• What you have to do
Among the records that follow, count the lines where "link" appears, and state the count by itself.

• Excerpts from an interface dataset
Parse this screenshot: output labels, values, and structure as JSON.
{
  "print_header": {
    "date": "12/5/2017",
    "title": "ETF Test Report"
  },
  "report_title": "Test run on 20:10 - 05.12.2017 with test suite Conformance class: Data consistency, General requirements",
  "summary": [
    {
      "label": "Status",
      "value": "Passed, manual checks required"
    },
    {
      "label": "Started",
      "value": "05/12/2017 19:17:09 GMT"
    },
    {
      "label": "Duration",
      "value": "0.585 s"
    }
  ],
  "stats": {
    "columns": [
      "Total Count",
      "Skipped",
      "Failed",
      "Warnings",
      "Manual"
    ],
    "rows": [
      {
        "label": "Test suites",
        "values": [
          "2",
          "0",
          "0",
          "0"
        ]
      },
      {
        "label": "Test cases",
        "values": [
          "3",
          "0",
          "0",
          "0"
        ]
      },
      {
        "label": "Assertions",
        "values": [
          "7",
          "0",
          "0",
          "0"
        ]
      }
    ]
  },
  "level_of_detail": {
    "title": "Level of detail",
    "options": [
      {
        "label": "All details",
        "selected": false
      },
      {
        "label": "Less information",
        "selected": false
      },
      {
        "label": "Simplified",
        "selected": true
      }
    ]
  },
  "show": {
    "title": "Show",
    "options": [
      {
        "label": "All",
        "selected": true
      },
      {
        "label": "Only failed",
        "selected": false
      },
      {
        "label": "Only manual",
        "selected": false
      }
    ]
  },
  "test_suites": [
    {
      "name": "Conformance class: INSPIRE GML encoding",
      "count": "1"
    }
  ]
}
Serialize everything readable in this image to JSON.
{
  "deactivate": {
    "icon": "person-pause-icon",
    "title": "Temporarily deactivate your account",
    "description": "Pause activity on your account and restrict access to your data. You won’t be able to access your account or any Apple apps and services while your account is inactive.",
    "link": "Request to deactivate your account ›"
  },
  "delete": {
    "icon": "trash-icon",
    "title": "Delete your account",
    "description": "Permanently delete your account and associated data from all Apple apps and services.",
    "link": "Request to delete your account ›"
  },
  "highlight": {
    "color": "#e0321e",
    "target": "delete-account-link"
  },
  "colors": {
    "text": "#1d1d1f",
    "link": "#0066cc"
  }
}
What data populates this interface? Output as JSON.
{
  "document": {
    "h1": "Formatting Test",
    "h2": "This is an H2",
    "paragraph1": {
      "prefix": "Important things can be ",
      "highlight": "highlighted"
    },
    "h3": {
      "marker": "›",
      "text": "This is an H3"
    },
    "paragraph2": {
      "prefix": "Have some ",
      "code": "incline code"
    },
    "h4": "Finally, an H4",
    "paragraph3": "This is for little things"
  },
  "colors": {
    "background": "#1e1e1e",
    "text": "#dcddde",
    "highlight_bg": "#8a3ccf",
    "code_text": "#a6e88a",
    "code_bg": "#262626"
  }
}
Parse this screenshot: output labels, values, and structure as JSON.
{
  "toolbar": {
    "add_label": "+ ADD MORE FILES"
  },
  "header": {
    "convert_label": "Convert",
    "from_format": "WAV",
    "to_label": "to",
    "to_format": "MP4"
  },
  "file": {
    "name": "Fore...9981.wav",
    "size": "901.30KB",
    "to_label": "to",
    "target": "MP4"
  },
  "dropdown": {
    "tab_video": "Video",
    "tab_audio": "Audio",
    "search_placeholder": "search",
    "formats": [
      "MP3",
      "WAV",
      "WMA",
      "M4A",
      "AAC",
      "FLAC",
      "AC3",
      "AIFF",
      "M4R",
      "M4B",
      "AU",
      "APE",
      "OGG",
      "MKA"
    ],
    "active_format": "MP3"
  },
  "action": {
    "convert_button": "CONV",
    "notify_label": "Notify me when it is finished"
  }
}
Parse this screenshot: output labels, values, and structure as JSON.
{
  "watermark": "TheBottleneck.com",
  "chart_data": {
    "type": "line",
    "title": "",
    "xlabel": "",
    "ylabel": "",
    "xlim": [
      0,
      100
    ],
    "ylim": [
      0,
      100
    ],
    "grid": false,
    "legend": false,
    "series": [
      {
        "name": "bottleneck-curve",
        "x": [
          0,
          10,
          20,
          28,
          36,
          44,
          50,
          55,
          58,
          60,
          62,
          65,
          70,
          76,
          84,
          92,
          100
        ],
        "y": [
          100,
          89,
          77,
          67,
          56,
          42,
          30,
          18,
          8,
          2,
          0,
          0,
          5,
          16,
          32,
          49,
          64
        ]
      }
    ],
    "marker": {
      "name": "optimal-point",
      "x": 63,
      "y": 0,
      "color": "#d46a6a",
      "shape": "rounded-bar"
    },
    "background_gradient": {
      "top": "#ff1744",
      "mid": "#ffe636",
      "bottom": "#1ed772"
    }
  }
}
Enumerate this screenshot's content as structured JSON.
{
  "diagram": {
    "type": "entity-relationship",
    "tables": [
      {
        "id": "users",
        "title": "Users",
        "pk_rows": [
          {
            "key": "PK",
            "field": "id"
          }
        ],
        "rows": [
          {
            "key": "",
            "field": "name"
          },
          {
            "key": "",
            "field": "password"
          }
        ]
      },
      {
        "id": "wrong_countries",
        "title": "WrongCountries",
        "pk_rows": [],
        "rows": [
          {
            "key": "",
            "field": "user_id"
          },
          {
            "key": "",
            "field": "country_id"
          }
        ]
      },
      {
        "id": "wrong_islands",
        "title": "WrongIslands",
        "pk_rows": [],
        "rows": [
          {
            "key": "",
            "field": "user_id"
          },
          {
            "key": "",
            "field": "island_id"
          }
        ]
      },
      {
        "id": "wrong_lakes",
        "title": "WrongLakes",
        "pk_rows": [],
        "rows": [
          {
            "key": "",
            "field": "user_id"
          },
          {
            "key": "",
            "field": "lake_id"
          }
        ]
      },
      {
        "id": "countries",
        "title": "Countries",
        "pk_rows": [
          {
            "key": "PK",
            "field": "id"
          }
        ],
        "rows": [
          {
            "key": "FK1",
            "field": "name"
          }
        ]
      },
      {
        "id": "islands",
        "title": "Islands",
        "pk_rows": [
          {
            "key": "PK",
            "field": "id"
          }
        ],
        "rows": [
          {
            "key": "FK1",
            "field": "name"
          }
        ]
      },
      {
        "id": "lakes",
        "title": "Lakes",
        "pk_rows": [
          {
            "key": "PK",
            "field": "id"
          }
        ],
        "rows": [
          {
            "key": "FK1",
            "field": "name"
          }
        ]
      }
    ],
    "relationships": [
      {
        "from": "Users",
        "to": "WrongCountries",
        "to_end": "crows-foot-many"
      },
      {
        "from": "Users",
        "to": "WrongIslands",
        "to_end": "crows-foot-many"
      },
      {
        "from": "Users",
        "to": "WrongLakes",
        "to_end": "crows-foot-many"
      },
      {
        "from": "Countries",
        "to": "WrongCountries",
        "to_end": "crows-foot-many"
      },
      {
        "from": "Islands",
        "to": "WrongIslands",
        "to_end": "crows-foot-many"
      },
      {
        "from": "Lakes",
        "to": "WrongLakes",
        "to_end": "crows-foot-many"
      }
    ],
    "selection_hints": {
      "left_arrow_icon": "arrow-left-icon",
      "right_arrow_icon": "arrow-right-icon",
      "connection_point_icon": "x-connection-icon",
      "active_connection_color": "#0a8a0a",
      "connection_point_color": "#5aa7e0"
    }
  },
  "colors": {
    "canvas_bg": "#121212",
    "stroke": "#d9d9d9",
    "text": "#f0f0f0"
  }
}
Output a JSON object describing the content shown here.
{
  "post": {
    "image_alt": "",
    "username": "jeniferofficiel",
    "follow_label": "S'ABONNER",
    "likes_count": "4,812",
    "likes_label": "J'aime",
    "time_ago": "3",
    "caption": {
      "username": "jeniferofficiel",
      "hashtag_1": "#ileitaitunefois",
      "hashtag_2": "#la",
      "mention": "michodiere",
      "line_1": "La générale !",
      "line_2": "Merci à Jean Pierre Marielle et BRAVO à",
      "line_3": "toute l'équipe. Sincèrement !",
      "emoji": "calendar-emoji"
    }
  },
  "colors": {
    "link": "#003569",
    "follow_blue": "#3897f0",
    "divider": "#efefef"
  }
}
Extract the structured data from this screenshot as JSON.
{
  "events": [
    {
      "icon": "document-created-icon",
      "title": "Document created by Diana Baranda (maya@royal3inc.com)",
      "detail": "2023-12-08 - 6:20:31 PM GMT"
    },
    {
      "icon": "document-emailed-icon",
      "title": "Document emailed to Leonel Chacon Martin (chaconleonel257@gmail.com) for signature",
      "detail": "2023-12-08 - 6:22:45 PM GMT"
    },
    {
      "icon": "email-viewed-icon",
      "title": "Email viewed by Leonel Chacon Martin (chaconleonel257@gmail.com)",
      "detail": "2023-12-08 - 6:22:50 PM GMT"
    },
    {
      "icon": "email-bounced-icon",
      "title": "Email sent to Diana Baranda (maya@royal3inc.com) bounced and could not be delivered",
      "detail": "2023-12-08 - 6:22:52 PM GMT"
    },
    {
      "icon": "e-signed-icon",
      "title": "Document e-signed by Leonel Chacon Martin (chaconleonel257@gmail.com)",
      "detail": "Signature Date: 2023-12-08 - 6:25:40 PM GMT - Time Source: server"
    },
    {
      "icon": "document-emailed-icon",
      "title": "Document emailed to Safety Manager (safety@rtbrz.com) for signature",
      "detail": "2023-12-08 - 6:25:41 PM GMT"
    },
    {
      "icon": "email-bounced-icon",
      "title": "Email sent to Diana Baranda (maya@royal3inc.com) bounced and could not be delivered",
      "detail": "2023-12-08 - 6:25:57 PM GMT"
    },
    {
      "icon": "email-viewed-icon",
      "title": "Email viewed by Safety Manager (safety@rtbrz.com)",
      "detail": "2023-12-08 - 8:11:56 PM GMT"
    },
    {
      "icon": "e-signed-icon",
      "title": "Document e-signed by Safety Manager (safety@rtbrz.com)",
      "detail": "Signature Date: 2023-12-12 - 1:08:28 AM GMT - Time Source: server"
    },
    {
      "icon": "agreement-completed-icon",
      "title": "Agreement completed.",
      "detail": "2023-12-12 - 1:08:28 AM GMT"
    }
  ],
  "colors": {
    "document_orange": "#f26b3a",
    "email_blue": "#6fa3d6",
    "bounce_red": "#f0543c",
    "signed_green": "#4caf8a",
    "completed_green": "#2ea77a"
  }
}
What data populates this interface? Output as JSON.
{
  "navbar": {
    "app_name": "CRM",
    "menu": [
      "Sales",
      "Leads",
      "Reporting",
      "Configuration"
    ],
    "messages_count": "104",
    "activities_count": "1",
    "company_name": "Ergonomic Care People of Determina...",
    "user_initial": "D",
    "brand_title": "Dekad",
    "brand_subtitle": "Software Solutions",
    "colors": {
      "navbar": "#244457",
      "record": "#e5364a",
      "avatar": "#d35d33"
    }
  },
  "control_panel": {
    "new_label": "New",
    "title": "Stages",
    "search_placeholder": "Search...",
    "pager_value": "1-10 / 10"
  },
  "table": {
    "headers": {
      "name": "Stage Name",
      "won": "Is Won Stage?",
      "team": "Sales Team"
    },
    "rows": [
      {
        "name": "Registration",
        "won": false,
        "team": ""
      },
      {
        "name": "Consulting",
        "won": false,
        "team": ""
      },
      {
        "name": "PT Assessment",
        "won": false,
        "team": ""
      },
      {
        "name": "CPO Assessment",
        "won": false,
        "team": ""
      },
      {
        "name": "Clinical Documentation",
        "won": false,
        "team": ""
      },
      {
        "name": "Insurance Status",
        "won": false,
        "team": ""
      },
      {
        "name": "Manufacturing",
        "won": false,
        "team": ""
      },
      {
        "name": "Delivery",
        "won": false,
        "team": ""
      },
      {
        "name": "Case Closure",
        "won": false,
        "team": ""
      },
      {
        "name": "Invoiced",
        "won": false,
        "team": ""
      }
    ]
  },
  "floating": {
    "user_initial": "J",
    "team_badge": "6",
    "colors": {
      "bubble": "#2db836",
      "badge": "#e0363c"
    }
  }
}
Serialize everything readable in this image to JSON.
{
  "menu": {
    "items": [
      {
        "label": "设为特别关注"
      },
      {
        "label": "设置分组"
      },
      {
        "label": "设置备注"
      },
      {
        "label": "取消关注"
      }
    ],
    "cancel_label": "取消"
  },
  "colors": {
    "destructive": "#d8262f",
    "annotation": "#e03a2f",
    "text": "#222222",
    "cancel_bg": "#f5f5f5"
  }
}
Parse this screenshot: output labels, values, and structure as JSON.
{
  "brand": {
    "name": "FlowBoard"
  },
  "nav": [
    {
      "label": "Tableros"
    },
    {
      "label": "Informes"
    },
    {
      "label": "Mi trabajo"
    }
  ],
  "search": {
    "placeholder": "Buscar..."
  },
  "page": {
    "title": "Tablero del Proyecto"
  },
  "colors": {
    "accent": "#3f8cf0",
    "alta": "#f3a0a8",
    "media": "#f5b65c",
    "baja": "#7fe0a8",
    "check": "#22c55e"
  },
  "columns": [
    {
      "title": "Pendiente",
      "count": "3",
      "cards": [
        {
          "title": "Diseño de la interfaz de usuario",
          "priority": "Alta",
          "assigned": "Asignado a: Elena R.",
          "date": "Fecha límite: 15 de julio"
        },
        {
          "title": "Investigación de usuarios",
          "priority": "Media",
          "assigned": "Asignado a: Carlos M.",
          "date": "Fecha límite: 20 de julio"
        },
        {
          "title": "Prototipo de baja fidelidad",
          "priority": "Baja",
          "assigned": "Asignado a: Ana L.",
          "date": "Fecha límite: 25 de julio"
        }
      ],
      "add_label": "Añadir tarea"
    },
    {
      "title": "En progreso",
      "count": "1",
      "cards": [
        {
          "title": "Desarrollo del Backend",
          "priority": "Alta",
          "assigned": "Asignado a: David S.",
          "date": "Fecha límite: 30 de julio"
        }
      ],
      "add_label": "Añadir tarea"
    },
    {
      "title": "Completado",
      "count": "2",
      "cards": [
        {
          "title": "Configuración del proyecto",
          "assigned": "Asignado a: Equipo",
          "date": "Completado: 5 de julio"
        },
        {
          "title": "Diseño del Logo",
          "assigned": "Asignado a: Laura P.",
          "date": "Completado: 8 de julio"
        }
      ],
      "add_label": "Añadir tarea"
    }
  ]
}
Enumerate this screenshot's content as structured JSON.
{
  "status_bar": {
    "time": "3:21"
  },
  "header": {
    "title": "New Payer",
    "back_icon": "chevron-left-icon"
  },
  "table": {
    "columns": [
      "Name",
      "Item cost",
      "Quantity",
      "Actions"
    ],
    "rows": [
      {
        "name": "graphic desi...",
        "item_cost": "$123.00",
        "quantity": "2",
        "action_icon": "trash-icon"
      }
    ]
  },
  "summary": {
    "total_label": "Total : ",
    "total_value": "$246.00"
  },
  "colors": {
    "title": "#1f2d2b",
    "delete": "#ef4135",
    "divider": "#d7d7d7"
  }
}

• Result
5